• [Records provided]:
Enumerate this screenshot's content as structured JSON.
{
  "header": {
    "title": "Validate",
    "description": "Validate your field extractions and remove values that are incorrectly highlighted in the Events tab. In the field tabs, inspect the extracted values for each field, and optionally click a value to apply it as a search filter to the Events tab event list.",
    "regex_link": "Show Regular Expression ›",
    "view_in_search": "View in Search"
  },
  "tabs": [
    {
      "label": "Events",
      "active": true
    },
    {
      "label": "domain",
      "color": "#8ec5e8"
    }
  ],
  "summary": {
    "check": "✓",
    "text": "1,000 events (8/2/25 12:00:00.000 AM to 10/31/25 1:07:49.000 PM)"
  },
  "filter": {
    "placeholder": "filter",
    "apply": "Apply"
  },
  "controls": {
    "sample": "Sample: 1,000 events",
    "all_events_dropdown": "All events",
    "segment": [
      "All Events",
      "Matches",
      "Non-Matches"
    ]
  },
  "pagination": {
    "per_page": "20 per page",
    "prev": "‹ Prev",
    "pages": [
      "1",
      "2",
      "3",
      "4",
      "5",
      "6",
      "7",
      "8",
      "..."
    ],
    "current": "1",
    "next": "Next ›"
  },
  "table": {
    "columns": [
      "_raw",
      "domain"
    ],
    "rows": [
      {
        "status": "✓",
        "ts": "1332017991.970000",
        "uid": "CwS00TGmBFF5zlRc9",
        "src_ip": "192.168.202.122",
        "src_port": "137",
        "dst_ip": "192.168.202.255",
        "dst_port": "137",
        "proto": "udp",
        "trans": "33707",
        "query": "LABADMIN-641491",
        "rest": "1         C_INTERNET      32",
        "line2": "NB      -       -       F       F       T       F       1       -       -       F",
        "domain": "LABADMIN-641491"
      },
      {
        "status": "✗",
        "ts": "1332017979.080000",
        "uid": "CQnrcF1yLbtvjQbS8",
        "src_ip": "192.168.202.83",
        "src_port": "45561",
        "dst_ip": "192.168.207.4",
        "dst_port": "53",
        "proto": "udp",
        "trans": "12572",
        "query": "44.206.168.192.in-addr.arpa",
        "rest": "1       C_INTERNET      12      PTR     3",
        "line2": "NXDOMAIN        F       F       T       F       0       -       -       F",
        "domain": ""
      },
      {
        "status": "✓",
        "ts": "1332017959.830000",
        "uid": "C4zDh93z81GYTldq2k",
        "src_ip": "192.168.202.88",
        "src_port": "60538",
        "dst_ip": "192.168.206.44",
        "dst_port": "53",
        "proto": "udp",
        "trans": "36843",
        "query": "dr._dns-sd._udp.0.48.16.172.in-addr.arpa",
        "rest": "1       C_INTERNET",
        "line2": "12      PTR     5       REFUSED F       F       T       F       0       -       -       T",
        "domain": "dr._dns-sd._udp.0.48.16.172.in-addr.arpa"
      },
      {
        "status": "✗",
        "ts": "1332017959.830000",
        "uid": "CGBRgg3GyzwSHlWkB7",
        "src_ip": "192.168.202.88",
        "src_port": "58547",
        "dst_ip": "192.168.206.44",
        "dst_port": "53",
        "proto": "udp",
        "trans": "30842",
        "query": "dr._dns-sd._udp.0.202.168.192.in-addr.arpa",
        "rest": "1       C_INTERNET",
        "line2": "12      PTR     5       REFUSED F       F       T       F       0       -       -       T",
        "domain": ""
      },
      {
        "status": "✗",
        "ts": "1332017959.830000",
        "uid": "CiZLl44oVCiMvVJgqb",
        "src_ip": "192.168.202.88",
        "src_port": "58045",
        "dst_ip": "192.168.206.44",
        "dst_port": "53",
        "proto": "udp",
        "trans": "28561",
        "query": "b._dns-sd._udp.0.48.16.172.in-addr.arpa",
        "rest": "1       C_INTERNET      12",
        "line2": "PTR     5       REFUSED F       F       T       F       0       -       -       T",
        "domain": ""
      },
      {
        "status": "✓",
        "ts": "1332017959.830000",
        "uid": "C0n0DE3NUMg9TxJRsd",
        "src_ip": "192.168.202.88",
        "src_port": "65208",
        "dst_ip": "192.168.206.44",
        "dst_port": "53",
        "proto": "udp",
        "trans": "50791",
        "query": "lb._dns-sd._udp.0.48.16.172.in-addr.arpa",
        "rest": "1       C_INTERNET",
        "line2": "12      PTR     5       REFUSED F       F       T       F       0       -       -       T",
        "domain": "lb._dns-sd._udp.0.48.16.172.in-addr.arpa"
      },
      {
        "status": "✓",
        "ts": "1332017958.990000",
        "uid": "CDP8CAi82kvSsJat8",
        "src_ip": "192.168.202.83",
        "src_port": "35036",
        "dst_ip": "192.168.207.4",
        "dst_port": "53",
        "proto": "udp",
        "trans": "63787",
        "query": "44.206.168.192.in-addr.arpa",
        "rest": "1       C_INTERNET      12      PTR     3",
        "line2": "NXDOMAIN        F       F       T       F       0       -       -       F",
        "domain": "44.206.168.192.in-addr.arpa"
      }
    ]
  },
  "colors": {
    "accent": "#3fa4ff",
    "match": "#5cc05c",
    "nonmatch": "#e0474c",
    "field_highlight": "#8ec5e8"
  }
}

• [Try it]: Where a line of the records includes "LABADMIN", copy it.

• [Answer to this problem]:
        "query": "LABADMIN-641491",
        "domain": "LABADMIN-641491"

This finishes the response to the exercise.